◆ Task objective
Within the data below, how many lines contain "true"? Reply with the number only.

◆ Records for the task
* * * * *

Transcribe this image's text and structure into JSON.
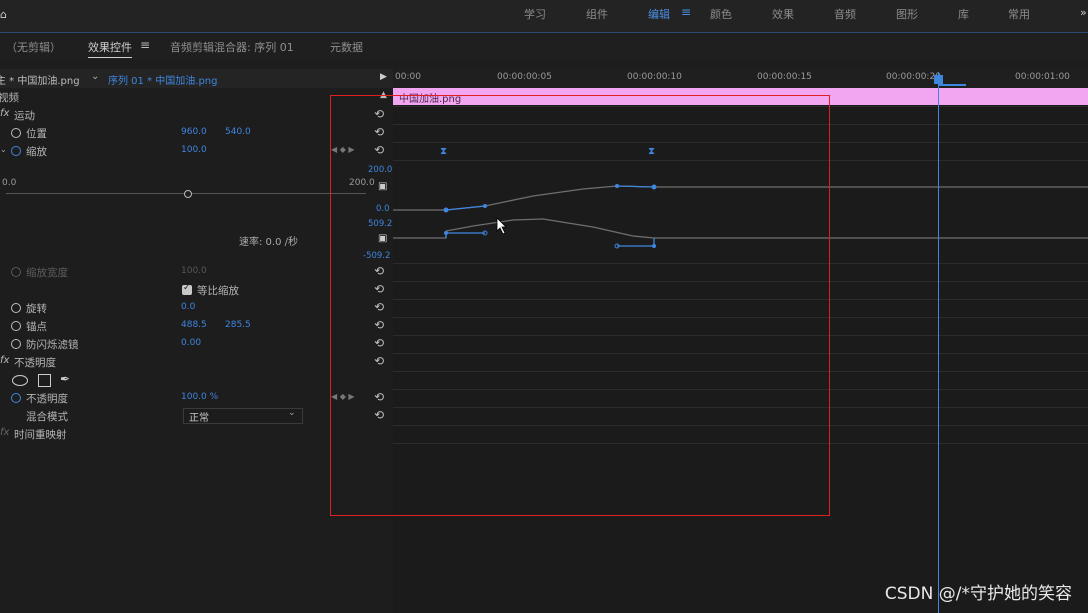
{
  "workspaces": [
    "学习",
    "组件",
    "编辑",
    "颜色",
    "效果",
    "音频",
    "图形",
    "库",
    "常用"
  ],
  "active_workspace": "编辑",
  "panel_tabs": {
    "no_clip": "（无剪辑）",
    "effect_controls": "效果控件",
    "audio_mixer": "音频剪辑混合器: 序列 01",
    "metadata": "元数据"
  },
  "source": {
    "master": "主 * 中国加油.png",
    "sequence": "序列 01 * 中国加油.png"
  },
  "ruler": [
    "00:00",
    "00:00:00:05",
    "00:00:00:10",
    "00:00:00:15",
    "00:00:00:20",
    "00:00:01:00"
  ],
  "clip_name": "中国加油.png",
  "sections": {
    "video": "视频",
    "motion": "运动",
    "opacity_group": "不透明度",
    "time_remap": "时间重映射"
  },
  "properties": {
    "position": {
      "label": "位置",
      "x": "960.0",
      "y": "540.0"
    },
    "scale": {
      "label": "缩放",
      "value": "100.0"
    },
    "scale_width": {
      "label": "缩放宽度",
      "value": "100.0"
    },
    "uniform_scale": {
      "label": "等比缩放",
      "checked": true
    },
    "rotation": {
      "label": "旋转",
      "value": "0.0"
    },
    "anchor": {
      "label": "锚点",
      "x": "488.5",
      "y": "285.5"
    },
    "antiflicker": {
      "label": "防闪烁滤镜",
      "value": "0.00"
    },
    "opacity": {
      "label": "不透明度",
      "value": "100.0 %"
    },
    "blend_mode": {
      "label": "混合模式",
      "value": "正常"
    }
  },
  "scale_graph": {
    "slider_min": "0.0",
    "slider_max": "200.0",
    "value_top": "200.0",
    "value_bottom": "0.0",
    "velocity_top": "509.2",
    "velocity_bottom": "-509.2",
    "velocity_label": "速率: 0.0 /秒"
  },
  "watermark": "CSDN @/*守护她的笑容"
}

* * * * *

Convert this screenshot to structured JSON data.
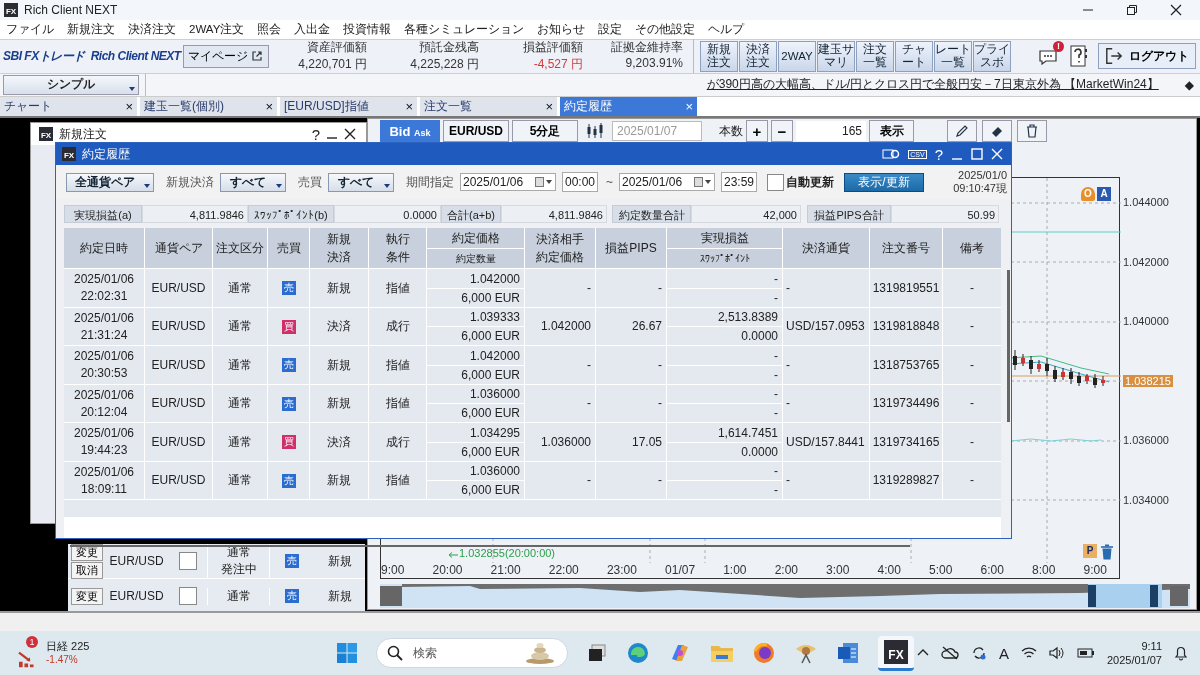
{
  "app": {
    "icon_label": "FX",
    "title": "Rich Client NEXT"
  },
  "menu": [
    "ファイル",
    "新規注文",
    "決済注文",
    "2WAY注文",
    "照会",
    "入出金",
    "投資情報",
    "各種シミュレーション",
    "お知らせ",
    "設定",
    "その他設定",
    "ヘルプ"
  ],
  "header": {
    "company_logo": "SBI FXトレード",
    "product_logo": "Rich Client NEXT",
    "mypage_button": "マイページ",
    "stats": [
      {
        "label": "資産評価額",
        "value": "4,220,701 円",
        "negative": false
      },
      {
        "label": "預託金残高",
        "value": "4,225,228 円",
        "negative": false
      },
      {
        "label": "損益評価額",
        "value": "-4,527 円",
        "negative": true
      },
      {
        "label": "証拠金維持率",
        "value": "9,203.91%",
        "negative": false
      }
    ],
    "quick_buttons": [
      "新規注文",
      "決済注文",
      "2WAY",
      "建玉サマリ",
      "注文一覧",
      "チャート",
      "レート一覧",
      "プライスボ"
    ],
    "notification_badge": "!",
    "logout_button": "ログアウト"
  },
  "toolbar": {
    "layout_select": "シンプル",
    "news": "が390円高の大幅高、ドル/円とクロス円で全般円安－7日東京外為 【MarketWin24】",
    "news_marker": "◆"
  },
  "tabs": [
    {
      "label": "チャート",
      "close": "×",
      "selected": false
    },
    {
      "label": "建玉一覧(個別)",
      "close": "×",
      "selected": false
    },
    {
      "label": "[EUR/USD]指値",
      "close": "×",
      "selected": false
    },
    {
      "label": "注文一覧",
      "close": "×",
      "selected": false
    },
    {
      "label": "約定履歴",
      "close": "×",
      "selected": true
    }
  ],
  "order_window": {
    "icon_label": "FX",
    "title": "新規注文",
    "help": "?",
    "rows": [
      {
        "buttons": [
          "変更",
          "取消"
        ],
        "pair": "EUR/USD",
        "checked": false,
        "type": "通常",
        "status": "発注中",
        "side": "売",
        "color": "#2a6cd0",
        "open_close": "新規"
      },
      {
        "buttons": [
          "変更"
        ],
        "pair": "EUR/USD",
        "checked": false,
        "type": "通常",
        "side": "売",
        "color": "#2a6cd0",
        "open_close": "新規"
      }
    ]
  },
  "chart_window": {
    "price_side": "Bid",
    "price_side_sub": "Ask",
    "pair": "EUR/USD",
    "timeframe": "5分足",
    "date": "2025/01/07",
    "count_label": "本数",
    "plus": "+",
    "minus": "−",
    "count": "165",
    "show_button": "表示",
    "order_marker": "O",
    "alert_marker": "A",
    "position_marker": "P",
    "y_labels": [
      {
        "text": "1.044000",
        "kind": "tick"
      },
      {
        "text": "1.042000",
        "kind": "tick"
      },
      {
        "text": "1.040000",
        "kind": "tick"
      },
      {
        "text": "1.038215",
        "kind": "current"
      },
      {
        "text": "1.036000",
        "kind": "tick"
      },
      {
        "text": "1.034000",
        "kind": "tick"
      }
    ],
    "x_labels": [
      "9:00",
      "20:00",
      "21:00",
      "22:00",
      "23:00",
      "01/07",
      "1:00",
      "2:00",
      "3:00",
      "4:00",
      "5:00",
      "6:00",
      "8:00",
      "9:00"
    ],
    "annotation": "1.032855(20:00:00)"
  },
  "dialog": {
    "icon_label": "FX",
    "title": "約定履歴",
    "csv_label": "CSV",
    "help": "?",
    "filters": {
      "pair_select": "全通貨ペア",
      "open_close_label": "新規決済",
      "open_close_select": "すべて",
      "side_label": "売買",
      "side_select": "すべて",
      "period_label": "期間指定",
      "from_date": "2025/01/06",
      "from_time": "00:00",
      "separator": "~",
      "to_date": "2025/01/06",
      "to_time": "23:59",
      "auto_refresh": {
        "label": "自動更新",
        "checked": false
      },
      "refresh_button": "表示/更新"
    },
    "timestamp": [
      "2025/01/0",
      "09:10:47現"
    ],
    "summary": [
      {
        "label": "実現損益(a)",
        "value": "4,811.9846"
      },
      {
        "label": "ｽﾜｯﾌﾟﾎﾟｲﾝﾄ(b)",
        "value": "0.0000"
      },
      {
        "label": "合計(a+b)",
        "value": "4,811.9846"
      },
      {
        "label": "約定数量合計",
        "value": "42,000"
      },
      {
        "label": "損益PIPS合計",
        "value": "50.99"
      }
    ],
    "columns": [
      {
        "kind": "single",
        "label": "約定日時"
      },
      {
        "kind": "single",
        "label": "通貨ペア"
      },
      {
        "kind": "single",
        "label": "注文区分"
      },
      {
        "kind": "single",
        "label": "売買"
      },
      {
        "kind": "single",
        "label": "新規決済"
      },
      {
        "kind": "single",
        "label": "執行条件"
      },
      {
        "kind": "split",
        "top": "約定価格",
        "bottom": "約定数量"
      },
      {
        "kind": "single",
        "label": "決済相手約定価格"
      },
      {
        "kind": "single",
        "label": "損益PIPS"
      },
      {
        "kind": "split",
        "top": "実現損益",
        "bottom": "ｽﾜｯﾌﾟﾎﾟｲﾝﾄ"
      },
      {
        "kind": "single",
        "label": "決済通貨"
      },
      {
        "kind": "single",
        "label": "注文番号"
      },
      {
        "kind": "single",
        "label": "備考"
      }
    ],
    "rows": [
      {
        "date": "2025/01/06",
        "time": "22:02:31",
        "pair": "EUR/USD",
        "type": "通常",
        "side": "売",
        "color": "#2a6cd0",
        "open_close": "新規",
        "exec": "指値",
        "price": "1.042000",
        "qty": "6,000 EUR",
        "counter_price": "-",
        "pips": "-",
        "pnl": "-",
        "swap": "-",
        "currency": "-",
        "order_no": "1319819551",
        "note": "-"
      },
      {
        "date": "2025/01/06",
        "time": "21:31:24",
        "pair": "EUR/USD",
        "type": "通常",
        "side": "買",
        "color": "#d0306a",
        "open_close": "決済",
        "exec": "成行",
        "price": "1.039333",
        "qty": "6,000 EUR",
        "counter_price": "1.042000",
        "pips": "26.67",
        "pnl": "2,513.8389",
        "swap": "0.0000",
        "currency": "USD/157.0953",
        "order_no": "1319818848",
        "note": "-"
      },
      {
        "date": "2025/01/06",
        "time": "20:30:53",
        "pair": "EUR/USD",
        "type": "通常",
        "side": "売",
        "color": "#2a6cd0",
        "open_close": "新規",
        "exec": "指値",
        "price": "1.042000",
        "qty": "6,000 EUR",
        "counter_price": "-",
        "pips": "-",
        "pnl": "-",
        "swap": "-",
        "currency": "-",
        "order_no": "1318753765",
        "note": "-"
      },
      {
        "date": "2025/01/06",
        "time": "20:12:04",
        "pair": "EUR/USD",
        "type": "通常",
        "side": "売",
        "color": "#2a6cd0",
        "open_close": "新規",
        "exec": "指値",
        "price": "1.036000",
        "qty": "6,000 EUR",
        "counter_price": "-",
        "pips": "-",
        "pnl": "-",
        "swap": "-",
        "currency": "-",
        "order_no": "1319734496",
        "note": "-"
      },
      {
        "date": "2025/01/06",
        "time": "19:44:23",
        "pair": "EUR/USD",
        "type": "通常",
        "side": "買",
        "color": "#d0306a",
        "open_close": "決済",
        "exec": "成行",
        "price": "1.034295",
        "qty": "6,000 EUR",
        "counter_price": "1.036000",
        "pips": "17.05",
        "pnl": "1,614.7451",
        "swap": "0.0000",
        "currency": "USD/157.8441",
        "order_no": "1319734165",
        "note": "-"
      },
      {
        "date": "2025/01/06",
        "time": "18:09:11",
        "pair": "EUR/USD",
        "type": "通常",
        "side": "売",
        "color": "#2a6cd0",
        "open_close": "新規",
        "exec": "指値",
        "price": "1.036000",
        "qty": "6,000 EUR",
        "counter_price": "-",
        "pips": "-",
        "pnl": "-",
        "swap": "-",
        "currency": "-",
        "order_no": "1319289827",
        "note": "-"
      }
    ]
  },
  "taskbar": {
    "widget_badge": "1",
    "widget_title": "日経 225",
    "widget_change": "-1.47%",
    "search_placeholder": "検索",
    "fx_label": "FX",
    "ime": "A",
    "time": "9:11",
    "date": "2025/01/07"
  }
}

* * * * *

◆ Finished exercise
3